In the site’s “Utopia Week” back in April, Gizmodo Urbanist Editor Alissa Walker tried to put her finger on the root cause of an instinctive objection that she (and others) can have to New Urbanism developments. Specifically, she asked, “Why Is New Urbanism So Gosh Darn Creepy?” She touches on the fact that Seaside, one of the earliest New Urbanist communities built by Andres Duany and Elizabeth Plater-Zybek on the Florida coast, was tapped to serve specifically as a model of artificial nostalgia as the setting for Jim Carrey’s television set hometown in The Truman Show movie.
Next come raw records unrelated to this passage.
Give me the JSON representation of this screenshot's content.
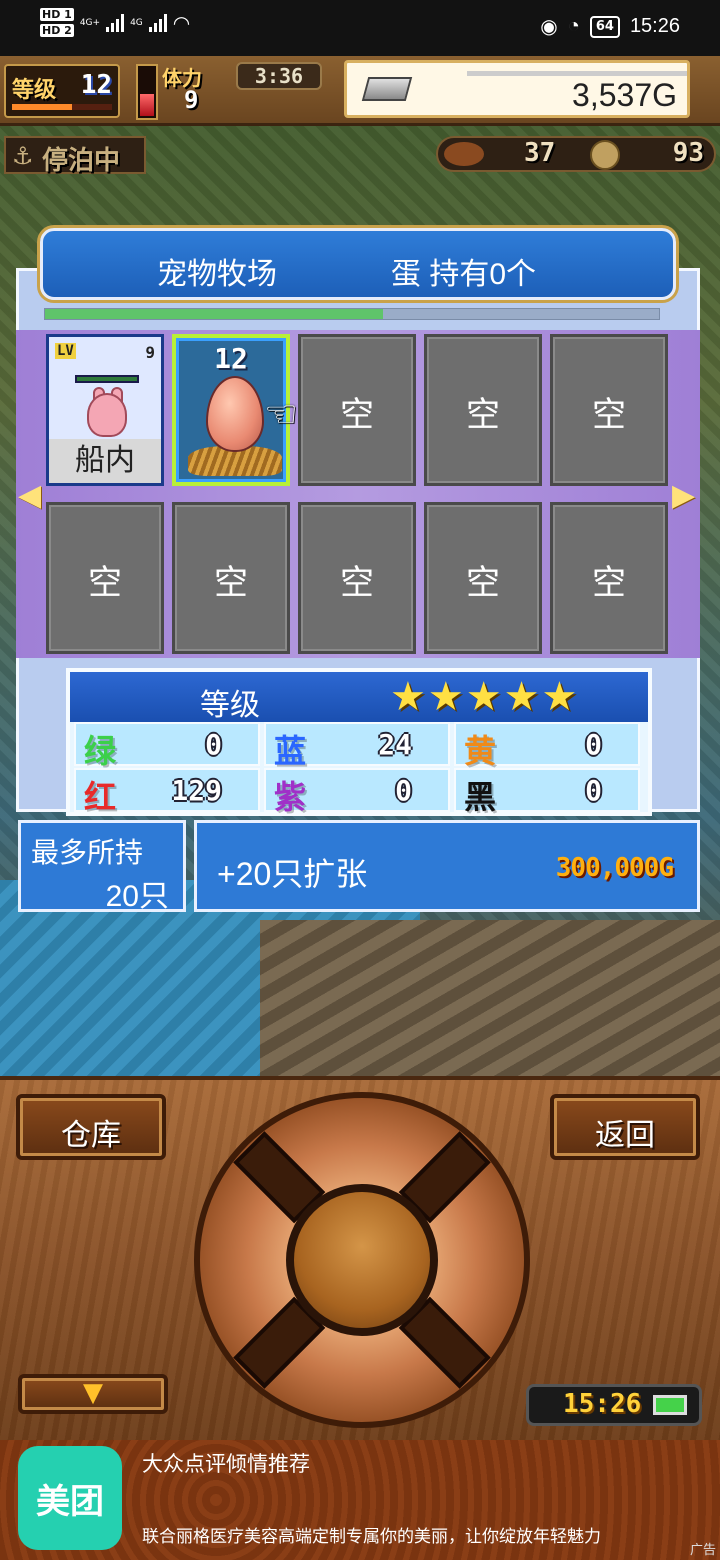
{
  "status_bar": {
    "hd1": "HD 1",
    "hd2": "HD 2",
    "net1": "4G+",
    "net2": "4G",
    "battery": "64",
    "time": "15:26"
  },
  "hud": {
    "level_label": "等级",
    "level_value": "12",
    "level_progress": 0.6,
    "stamina_label": "体力",
    "stamina_value": "9",
    "stamina_fill": 0.45,
    "timer": "3:36",
    "gold": "3,537G",
    "anchor_icon": "⚓",
    "anchor_status": "停泊中",
    "resource_a": "37",
    "resource_b": "93"
  },
  "ranch": {
    "title": "宠物牧场",
    "egg_status": "蛋 持有0个",
    "progress": 0.55,
    "slots": [
      {
        "type": "pet",
        "lv_label": "LV",
        "lv_value": "9",
        "label": "船内"
      },
      {
        "type": "egg",
        "count": "12"
      },
      {
        "type": "empty",
        "label": "空"
      },
      {
        "type": "empty",
        "label": "空"
      },
      {
        "type": "empty",
        "label": "空"
      },
      {
        "type": "empty",
        "label": "空"
      },
      {
        "type": "empty",
        "label": "空"
      },
      {
        "type": "empty",
        "label": "空"
      },
      {
        "type": "empty",
        "label": "空"
      },
      {
        "type": "empty",
        "label": "空"
      }
    ]
  },
  "grade": {
    "title": "等级",
    "stars": "★★★★★",
    "star_count": 5,
    "colors": [
      {
        "key": "绿",
        "value": "0",
        "color": "#3bd04a"
      },
      {
        "key": "蓝",
        "value": "24",
        "color": "#2a66ff"
      },
      {
        "key": "黄",
        "value": "0",
        "color": "#f08a18"
      },
      {
        "key": "红",
        "value": "129",
        "color": "#e82a2a"
      },
      {
        "key": "紫",
        "value": "0",
        "color": "#a030c8"
      },
      {
        "key": "黑",
        "value": "0",
        "color": "#111111"
      }
    ]
  },
  "capacity": {
    "label": "最多所持",
    "value": "20只",
    "expand_label": "+20只扩张",
    "expand_price": "300,000G"
  },
  "controls": {
    "warehouse": "仓库",
    "back": "返回",
    "down_icon": "▼",
    "clock": "15:26"
  },
  "ad": {
    "logo": "美团",
    "title": "大众点评倾情推荐",
    "desc": "联合丽格医疗美容高端定制专属你的美丽，让你绽放年轻魅力",
    "tag": "广告"
  }
}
She also references Celebration, Florida, the Disney-built community whose graphic designer reflected that “when I lecture and describe any number of projects I’ve worked on, nine times out of ten the first question is about Celebration, and the question is usually some version of: But isn’t that Disney town sort of, you know, creepy?

Because New Urbanism explicitly calls back to traditional ways of building and planning, its practitioners can sometimes be tagged, as Leigh Gallagher describes in her excellent The End of the Suburbs, “as sellers of a kind of fakified nostalgia.” There may be some cognitive dissonance at work, seeing classic architectural styles and neighborhood designs spring up de novo in previously empty lots, sparkling in fresh pastels beside trees that remain saplings. Indeed, as Celebration’s graphic designer relates, New Urbanist architect “Jacque Robertson once said in Celebration’s early days, ‘This will look great when all these trees grow in.’ I suspect he’s right.”

Yet James Howard Kunstler wrote in his classic Atlantic essay “Home From Nowhere” that the older, traditional buildings are not only more appealing because “the trees have grown in,” but because they were built in keeping with what Burke called “a partnership between those who are living, those who are dead, and those who are to be born”:

The buildings our predecessors constructed paid homage to history in their design, including elegant solutions to age-old problems posed by the cycles of weather and light, and they paid respect to the future in the sheer expectation that they would endure through the lifetimes of the people who built them. They therefore embodied a sense of chronological connectivity, one of the fundamental patterns of the universe: an understanding that time is a defining dimension of existence — particularly the existence of living things, such as human beings, who miraculously pass into life and then inevitably pass out of it.

Because traditional builders inherited their craft from builders gone before, they were both the heirs and the keepers of the practical wisdom necessary to build a place properly. One of my own Amish ancestors moved down to the Baltimore area from Pennsylvania around the turn of the century, and carried his trade with him to make houses with room for large families that would last through the generations. The plain Mennonites have long left those homes, but the care and quality put into providing for an Amish family have ironically made them highly sought-after mansions for the downtown upper crust (after making Jacuzzi accommodations, of course).

Old houses have plenty of drawbacks, as the walls were not built for easy wiring and the rooms not designed for big-screen TV viewing. It is often easier to grab a pop-up McMansion built to the spec of the moment. And that was the pattern set for Americans in the 1950s, as Kunstler notes that “It is no small irony that during the period of America’s greatest prosperity, in the decades following the Second World War, we put up almost nothing but the cheapest possible buildings.” Built with the expectation of expiring in step with a 30-year mortgage, well within the lifetime of the home’s first generation of owners, a tremendous amount of the housing stock in the United States has been built, like the rest of our consumer goods, to be disposable.

But homes built for the generations hold an appeal beyond convenience, and a resonance with souls that recognize soulful work. Kunstler continues,

Chronological connectivity lends meaning and dignity to our little lives. It charges the present with a vivid validation of our own aliveness. It puts us in touch with the ages and with the eternities, suggesting that we are part of a larger and more significant organism.

New Urbanism is in many ways a project of recovery, rescuing the shards of wisdoms shattered by a half-century of sprawl in an effort to recapture the warmth and comfort that people feel in those older houses and neighborhoods. But the one thing that’s impossible to rush is time. As the trees grow in Seaside, and Celebration, and Kentlands, as the homes turn over and are passed on, we will learn whether the New Urbanists got it right, or if there are still more lessons left to recover.

This post was supported by a grant from the Richard H. Driehaus Foundation.